*TASK STATEMENT*
Every line below containing the word "true" should be found and copied.

*DATA EXTRACT*
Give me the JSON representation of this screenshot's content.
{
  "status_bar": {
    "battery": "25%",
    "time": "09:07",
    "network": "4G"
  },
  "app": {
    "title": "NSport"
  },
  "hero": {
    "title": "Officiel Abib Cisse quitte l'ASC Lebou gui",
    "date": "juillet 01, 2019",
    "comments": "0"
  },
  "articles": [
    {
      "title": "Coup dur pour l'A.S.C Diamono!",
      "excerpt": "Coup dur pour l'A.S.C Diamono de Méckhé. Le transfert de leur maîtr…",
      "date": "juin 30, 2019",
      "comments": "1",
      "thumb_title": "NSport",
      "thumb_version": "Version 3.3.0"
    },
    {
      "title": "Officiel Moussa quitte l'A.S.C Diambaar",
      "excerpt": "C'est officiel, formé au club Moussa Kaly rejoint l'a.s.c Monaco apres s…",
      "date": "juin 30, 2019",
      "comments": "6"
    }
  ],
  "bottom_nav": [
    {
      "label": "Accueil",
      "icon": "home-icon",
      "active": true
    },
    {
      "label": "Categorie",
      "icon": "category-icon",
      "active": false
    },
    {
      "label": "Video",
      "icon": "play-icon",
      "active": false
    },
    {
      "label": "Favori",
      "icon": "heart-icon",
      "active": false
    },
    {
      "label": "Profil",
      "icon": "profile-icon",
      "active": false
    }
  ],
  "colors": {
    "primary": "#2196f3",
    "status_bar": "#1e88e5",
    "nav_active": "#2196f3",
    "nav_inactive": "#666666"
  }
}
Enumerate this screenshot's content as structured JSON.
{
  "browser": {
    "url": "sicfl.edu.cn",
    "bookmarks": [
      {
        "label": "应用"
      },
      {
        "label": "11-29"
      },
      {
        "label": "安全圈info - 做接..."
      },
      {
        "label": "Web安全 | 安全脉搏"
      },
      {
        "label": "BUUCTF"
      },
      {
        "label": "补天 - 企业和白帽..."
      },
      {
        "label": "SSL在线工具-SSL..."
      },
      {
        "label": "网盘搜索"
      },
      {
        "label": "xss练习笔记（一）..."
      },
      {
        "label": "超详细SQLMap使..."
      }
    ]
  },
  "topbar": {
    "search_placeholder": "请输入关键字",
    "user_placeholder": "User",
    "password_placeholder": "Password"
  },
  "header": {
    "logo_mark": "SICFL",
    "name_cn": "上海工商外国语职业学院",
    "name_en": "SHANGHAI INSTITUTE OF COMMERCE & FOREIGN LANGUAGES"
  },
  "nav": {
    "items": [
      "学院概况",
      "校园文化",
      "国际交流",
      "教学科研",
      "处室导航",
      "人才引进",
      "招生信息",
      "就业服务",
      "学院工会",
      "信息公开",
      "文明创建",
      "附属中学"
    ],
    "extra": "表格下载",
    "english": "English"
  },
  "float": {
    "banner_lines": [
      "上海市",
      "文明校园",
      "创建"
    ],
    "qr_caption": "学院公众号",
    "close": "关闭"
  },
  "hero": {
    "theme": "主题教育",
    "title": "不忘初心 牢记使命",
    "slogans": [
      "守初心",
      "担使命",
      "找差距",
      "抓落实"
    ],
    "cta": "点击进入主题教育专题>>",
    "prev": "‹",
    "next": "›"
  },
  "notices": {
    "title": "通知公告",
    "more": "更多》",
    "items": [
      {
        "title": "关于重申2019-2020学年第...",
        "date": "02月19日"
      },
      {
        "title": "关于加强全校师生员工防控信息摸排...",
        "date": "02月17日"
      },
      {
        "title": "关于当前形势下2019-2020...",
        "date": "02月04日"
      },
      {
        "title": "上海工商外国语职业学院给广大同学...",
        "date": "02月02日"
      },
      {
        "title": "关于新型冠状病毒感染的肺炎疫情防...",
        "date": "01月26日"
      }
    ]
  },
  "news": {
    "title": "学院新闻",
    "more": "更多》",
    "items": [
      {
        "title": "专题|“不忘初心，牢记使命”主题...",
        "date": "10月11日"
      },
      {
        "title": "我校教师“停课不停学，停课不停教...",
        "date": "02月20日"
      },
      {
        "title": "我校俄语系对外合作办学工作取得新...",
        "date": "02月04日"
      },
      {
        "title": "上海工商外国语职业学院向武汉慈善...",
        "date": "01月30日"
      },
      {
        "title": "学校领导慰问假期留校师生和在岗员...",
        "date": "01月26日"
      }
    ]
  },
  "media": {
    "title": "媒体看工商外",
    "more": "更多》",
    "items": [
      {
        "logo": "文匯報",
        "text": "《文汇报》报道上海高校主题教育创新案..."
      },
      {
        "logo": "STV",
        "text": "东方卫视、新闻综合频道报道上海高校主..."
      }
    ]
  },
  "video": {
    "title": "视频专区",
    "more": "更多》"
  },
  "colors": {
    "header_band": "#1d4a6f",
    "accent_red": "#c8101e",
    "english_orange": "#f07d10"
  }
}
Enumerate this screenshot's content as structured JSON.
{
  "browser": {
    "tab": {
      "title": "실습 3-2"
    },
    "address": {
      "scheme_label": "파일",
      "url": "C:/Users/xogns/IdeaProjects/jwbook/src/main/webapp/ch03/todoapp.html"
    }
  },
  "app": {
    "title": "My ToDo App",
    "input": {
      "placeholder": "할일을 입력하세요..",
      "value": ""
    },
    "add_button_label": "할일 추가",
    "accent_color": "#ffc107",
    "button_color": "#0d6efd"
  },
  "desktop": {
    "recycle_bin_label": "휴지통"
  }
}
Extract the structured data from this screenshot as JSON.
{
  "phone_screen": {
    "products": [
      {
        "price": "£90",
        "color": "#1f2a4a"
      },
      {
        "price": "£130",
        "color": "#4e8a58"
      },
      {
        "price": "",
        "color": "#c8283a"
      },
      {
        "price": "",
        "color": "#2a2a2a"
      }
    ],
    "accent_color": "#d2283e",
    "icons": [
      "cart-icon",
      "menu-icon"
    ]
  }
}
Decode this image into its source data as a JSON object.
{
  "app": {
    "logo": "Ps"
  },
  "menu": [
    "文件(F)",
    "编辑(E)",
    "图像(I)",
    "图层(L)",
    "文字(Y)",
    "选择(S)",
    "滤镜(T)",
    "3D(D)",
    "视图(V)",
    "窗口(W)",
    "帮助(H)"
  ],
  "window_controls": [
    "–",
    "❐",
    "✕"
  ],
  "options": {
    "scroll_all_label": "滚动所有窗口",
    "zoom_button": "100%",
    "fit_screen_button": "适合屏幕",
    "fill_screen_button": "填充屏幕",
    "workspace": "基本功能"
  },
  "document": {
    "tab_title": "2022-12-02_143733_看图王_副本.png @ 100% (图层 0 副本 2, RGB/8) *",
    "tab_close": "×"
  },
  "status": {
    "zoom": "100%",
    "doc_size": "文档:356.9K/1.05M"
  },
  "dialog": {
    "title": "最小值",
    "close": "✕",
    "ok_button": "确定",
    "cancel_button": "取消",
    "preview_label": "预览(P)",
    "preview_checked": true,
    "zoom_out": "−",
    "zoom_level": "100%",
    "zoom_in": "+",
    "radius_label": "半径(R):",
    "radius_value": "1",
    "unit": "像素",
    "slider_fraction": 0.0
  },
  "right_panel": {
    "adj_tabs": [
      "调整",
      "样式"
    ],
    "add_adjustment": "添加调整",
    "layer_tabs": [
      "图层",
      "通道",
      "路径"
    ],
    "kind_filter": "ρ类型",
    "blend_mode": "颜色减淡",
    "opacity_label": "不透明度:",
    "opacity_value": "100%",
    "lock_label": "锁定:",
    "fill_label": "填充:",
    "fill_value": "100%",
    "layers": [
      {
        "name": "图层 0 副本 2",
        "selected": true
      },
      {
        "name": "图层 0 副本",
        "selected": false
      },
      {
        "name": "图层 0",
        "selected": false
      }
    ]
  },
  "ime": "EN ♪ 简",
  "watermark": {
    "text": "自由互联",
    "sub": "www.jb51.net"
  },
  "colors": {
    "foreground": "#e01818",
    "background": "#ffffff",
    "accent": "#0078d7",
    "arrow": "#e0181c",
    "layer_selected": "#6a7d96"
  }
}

*RESPONSE*
      "active": true
    "preview_checked": true,
        "selected": true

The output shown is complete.